Maidstone Market Wins Ninth Title, Ruggers Honor Miller and Lock

Maidstone Market, the Yankees, as it were, of soccer here, won their ninth championship in Herrick Park’s 7-on-7 league
Maidstone Market after the team’s 7-on-7 league victory over Tortorella Pools at Herrick Park on Dec. 3. Leslie Czeladko

    Connor Miller and James Lock shared the Montauk Rugby Club’s player of the year award at the club’s holiday dinner at Page at 63 Main restaurant in Sag Harbor on Friday.
    Miller, a 23-year-old inside center who was a wrestler in high school and college, and the English-born Lock, who is in his early 30s, were key factors in the Sharks’ 6-1 fall season, a finish that resulted in their receiving a bye in the first round of this coming spring’s regional playoffs.
    Meanwhile, in other men’s sports news this week, Maidstone Market, the Yankees, as it were, of soccer here, won their ninth championship in Herrick Park’s 7-on-7 league, besting Tortorella Pools 2-1 in the final on Dec. 3.
    Leslie Czeladko, the league’s spokesman and Tortorella’s manager, said that Tortorella had made a game of it despite the fact that one of its scoring threats, Jose Almonsa, arrived late, and that another, David Rodriguez, was hobbled by an ankle injury.
    Craig Caiazca, Tortorella’s goalie, kept his team in the game in the early going, parrying several serious Maidstone shots.

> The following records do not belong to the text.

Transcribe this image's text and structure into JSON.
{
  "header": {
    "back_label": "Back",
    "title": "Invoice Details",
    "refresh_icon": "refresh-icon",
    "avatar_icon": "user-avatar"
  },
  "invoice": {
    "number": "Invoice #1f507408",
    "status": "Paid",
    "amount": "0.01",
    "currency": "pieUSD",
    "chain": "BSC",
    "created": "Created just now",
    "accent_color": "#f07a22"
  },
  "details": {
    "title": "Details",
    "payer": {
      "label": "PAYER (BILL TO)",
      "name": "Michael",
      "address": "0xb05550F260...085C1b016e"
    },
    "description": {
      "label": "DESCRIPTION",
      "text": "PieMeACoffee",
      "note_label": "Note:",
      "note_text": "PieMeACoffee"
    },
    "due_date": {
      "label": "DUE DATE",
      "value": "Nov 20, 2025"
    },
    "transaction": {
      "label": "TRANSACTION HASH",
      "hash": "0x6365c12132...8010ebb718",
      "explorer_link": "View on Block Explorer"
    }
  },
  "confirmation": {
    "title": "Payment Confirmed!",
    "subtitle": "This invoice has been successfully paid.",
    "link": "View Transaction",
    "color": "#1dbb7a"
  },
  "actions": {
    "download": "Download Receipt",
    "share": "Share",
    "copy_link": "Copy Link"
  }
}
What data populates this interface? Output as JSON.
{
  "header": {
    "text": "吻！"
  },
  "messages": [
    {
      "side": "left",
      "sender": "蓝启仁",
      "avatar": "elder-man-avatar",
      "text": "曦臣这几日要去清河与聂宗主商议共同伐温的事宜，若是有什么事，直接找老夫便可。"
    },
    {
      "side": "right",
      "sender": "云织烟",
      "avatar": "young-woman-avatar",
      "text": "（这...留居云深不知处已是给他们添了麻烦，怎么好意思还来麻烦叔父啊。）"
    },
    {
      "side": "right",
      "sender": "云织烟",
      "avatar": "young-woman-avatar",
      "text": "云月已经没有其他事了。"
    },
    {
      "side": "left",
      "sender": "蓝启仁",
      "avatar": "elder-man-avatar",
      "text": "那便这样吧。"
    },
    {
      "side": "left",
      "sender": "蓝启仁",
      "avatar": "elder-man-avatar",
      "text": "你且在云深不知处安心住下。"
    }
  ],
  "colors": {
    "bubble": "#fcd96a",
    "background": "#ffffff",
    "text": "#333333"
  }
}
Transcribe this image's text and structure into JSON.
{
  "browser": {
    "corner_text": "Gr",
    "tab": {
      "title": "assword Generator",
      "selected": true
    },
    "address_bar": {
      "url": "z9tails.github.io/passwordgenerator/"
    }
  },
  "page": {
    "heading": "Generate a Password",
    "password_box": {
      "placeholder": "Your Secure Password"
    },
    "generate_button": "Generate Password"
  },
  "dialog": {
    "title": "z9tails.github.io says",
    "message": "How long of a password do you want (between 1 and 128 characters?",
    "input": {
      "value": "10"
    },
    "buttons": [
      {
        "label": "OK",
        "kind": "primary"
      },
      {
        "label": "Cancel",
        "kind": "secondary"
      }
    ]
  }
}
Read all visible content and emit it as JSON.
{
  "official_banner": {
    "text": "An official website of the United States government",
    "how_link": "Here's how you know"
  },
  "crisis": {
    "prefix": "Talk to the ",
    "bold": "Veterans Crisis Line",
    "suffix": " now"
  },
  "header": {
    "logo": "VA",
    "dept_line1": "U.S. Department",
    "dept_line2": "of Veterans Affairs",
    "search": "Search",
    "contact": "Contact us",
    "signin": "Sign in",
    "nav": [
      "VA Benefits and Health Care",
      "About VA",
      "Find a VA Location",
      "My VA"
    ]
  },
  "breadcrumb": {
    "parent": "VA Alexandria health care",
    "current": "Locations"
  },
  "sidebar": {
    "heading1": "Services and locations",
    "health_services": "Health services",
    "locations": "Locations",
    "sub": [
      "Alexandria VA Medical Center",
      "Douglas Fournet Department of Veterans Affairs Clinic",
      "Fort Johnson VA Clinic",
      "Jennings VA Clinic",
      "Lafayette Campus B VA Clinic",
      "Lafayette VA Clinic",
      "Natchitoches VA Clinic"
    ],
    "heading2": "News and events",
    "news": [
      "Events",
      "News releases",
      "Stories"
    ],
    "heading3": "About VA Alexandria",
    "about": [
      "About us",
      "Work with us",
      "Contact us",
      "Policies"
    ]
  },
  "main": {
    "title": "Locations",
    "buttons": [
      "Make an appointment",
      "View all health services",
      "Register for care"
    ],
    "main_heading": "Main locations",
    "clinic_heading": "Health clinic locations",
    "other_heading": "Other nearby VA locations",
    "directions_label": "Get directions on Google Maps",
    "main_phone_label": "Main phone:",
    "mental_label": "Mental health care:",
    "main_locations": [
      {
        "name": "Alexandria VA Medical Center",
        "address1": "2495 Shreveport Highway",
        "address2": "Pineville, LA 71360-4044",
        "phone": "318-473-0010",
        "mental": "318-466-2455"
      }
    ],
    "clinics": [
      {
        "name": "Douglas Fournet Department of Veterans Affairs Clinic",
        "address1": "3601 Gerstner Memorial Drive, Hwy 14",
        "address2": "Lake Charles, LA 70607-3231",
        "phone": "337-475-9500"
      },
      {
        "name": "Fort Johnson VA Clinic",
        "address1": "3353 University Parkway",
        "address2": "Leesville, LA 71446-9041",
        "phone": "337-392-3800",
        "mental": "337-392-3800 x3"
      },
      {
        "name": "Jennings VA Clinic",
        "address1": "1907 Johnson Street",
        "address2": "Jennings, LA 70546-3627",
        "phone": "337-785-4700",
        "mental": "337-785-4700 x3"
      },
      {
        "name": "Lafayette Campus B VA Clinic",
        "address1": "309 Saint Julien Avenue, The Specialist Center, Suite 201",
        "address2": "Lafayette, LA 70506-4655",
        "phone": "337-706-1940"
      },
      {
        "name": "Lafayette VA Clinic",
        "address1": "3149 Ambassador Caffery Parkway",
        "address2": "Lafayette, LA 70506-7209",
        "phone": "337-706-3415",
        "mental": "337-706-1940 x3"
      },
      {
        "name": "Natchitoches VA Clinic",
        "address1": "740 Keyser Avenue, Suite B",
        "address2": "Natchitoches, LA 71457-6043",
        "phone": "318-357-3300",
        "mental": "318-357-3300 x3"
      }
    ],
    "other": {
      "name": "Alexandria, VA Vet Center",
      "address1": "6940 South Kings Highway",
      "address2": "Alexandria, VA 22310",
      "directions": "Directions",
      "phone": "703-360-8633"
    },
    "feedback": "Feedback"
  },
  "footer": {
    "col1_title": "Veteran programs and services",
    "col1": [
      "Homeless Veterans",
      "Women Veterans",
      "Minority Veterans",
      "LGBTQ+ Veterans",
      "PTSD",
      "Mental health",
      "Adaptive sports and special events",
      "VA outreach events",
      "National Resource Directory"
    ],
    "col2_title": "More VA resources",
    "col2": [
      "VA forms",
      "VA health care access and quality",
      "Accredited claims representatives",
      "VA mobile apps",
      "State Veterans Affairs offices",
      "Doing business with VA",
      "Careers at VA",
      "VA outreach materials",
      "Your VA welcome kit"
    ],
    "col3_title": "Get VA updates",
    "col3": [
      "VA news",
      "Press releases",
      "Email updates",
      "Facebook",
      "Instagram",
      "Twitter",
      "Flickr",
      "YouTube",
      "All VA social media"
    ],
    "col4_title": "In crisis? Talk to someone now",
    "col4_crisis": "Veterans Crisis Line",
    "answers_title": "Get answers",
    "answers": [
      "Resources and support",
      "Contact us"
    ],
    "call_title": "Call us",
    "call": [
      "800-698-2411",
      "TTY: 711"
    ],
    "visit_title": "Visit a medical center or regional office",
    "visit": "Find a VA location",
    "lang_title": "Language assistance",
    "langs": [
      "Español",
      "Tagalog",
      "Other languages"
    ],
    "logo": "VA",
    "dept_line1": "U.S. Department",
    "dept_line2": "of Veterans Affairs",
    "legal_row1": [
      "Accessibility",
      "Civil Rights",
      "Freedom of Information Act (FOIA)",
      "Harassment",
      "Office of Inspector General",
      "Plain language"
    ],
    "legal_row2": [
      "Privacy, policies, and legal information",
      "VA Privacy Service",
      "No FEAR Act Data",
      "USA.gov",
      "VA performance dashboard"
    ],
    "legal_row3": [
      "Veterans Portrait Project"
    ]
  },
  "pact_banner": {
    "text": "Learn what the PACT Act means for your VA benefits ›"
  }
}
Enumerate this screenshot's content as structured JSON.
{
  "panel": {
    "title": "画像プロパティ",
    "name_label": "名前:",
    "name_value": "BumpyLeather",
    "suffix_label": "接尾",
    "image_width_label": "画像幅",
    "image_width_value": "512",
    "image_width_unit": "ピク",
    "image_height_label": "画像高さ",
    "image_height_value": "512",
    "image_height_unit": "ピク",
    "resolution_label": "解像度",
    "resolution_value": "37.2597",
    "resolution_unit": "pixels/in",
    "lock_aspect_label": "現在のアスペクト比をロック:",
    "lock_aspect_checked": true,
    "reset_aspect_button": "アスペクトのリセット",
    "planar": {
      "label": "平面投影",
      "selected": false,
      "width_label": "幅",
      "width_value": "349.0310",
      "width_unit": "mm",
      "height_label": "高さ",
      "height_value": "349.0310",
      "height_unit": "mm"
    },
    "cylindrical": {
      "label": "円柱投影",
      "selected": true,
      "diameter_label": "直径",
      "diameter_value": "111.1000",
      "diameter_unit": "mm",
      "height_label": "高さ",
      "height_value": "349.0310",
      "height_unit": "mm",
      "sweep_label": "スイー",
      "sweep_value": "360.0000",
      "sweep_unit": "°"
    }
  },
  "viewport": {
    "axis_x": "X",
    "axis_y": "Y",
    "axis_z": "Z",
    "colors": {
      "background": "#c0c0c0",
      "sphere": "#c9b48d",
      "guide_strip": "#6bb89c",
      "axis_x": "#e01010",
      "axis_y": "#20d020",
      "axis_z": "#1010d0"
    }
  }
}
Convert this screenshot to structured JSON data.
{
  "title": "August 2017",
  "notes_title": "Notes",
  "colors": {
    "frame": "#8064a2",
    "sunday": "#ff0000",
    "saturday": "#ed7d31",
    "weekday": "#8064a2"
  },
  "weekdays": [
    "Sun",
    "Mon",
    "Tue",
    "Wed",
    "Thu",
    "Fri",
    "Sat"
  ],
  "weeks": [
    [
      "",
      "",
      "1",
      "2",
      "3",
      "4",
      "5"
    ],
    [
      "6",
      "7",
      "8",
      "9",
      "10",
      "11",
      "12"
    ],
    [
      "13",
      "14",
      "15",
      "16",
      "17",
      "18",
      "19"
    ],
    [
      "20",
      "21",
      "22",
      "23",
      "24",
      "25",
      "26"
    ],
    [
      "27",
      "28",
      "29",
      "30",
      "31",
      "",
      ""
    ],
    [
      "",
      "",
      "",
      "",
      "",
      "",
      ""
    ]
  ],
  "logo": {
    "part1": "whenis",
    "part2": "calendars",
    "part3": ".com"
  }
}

    Midway through the first half, John Romero slipped by a defender, Steven Orrego, who had fallen down, and blasted a shot by Caiazca from about 10 yards out. What proved to be the game-winner came just before the halftime break as Hector Marles slid in at the left post to convert a pass from Antonio Padilla.
    Though trailing 2-0, Tortorella, according to Czeladko, played very well in the second half. Oscar Reinoso made it 2-1 with about 15 minutes to play when, after Almonsa had received a pass from Danny Salazar and had kicked the ball by the onrushing Maidstone goalie, Alex Meza, he slid in for the kill at the far post.
    Tortorella played the last 12 or so minutes a man-up — the result of Gerber Garcia’s ejection after tripping Rodolfo Marin — though the perennial champions’ defense held.
    Czeladko said afterward that it was the fifth time Maidstone and Tortorella had met in the championship match.
    Teams got together by John Romero Sr., Maidstone’s manager, and by Duvan Castro are playing in an indoor league this winter at the Southampton Recreation Center. Indoor 7-on-7 leagues at the Sportime arena in Amagansett are to begin this week.
    Back to the rugby dinner, Rich Brierley, the Sharks’ coach, said Nick Finazzo, a veteran second-row forward, had received the clubman of the year award “for his fund-raising and organizational work off the field. . . . He’s the one when we need something done.”
    A new “lifetime achievement” award — one that the club intends to give periodically henceforth, said Brierley — was bestowed upon the club’s founder, Charlie Whitmore.
    “He’s been with us the whole way,” said Brierley, who added that other alumni, players who’ve been retired for at least 15 years, would be considered as recipients of lifetime achievement awards in the future.
    As for the spring, “We and Danbury are the top two [Empire Geographical Union] teams,” said Brierley. “The third, fourth, fifth, and sixth teams are to play off on April 20. We’ll play the higher-seeded team among those four over the May 4-5 weekend, probably at Randall’s Island in New York City. If we win both games we play that weekend, we’ll go on to the national Sweet 16. Those games were played in Pittsburgh last year.”
    Meanwhile, the side is holding practice sessions — to which all comers are welcome — Tuesdays and Thursdays from 7 to 8:30 p.m. in East Hampton High School’s gym.
    Regarding the club’s co-players of the year, Montauk’s coach said, “James had been a wing forward, but immediately volunteered when we said we needed someone to move up to prop forward in the absence of Danny Fagan. They’re quite different positions. Wing forwards play in the loose — they’re like linebackers. Props are in ‘the engine room.’ They’ve got to be able to win the ball in the scrums. If they don’t, it’s hard to get any momentum going. James not only did well in that phase of play, but he was also very good in the loose.”
    “Connor is a natural tackler, he’s extremely fast, and he has great body position. He knows how to get tackled so that he can keep recycling the ball. He also has the ability to break loose. He gets us a lot of big yards.”